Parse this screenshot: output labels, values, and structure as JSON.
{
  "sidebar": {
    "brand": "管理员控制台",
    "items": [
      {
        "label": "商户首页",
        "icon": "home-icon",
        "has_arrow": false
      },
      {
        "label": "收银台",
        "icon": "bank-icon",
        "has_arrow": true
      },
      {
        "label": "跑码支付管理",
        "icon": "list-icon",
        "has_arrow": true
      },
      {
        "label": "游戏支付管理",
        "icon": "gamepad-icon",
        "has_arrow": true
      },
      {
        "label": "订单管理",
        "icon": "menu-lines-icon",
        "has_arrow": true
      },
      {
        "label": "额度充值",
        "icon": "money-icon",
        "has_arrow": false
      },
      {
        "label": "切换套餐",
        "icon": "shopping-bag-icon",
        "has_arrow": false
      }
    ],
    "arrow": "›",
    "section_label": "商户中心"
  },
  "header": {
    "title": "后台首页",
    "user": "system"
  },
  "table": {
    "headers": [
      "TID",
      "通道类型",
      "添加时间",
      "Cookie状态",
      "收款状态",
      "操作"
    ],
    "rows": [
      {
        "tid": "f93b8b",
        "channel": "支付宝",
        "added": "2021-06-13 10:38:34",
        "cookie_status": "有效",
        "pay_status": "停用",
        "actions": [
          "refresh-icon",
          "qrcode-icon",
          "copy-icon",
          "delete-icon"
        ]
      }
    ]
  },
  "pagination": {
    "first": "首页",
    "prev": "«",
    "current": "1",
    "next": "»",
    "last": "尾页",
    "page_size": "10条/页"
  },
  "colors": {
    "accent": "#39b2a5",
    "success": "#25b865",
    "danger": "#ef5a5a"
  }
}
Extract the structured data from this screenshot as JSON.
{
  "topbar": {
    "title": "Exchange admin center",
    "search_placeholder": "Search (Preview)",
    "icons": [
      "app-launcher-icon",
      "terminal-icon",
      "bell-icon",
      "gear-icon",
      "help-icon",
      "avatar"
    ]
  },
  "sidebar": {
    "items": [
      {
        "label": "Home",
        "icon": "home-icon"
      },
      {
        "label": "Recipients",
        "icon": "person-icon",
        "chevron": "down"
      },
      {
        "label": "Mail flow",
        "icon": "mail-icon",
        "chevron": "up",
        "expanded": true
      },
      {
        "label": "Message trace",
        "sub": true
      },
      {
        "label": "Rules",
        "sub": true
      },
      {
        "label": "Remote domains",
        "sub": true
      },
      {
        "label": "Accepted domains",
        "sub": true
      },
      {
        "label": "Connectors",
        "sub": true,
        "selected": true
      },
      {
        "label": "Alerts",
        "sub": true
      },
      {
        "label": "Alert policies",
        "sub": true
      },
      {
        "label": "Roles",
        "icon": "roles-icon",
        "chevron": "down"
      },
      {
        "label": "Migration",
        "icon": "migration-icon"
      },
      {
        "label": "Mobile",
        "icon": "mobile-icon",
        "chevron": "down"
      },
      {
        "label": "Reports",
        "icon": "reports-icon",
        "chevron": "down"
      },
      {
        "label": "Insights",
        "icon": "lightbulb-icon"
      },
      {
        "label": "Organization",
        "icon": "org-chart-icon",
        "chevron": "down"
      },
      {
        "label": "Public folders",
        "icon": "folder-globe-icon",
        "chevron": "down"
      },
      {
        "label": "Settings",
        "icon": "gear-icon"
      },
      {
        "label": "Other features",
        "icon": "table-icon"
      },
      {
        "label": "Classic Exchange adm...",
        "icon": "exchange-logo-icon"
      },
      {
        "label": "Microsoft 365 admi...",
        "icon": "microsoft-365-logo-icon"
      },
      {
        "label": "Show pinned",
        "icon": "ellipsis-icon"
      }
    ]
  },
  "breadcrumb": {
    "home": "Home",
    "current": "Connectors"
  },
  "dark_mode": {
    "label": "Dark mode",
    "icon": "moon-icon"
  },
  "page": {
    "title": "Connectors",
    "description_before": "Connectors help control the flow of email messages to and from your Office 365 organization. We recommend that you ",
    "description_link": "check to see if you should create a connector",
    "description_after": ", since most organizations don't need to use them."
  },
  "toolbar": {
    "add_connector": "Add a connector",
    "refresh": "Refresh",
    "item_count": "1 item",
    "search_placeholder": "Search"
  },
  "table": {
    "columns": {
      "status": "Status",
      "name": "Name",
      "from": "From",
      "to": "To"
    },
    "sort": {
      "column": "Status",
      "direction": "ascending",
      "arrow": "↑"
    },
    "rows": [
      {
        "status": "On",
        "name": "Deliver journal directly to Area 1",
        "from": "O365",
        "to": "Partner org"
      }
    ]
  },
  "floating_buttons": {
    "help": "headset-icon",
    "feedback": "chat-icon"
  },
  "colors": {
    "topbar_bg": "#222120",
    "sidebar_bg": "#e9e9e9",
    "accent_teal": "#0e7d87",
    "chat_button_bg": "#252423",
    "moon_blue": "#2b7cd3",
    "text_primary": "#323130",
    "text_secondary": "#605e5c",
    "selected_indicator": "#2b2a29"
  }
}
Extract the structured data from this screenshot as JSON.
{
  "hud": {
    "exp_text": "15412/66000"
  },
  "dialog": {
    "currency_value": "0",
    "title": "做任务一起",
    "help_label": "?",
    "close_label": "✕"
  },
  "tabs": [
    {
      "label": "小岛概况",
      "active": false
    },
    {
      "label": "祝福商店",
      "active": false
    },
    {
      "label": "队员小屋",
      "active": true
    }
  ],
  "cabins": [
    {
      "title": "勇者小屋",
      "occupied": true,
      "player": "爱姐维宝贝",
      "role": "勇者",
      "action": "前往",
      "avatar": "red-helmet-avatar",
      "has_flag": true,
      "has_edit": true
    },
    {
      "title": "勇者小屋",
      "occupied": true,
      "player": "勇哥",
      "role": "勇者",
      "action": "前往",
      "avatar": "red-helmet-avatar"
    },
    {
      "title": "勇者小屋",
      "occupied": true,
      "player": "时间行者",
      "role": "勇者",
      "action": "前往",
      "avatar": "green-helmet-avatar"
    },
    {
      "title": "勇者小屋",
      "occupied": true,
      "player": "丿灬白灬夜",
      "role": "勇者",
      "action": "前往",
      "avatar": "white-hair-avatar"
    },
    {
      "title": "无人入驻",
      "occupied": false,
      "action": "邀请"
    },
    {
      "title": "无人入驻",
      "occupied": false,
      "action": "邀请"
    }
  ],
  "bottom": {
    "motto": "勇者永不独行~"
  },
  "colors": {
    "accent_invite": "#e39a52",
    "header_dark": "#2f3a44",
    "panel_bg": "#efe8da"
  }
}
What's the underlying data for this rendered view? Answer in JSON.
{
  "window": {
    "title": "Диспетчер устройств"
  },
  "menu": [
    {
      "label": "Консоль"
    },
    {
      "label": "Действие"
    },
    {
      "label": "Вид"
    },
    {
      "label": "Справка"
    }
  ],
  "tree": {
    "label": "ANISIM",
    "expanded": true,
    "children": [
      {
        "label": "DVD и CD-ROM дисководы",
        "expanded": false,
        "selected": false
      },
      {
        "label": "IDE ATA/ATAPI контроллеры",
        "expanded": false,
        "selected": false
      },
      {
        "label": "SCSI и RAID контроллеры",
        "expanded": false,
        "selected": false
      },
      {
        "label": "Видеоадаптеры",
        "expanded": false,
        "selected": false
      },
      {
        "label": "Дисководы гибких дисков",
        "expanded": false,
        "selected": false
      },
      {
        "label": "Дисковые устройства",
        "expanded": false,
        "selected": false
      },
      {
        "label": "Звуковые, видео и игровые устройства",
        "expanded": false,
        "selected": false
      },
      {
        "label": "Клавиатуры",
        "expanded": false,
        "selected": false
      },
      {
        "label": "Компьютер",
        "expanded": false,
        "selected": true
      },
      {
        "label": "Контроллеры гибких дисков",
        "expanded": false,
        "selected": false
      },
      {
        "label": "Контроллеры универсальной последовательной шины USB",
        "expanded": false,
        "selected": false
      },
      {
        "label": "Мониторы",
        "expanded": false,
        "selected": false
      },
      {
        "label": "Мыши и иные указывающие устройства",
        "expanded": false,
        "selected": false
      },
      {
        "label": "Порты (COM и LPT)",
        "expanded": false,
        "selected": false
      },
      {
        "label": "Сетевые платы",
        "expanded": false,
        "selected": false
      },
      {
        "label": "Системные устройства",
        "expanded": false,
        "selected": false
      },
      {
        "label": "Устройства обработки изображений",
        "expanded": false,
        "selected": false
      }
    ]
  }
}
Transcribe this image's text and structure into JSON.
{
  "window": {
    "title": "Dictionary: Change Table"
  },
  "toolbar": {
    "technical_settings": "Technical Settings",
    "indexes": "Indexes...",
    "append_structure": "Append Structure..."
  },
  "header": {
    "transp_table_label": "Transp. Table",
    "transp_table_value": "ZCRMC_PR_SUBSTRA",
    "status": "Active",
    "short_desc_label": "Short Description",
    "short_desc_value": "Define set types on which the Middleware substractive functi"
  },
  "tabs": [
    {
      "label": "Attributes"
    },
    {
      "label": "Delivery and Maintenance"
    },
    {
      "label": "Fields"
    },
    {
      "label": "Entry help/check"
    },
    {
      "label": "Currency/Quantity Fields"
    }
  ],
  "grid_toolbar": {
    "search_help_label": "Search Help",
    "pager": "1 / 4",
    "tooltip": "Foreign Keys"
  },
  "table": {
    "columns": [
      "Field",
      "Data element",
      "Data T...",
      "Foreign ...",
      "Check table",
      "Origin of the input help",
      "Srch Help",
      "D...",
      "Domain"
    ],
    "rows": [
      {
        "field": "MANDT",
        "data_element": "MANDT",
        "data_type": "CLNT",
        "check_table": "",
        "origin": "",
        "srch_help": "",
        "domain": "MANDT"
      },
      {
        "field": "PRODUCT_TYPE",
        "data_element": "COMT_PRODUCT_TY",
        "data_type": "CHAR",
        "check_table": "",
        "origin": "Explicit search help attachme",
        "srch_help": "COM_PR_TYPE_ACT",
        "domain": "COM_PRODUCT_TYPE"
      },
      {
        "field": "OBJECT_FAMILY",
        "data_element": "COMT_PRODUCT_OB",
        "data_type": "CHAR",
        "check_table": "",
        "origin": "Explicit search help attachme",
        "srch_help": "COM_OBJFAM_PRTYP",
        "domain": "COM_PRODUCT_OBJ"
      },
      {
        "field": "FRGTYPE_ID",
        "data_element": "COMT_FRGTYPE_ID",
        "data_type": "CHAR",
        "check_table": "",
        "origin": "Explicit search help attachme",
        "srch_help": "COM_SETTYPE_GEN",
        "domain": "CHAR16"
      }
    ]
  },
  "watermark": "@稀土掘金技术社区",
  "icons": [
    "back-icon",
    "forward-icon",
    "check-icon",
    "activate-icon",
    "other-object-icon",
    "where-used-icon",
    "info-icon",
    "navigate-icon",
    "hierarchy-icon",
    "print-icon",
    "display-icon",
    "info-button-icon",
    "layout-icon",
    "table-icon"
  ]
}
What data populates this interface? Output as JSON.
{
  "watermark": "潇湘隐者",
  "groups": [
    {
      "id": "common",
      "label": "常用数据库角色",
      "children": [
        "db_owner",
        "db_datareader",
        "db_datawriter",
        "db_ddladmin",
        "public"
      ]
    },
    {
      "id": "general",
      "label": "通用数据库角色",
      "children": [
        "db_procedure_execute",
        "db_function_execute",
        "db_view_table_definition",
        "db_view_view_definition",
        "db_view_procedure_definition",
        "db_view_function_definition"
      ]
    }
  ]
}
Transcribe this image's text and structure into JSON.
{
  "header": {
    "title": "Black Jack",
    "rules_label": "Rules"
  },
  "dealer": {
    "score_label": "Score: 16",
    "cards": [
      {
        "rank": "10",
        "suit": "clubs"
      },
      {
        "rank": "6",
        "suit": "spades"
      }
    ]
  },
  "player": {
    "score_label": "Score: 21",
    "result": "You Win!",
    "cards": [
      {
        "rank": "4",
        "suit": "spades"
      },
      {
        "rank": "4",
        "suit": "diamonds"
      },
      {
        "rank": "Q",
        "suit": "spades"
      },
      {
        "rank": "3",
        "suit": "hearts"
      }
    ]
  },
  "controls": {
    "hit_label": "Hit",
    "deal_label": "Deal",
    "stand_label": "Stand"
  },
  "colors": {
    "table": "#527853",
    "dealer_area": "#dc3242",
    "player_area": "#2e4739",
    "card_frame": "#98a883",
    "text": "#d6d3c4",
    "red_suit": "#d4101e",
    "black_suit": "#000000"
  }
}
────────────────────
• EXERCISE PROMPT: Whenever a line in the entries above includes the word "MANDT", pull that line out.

• COMPLETED TASK:
        "field": "MANDT",
        "data_element": "MANDT",
        "domain": "MANDT"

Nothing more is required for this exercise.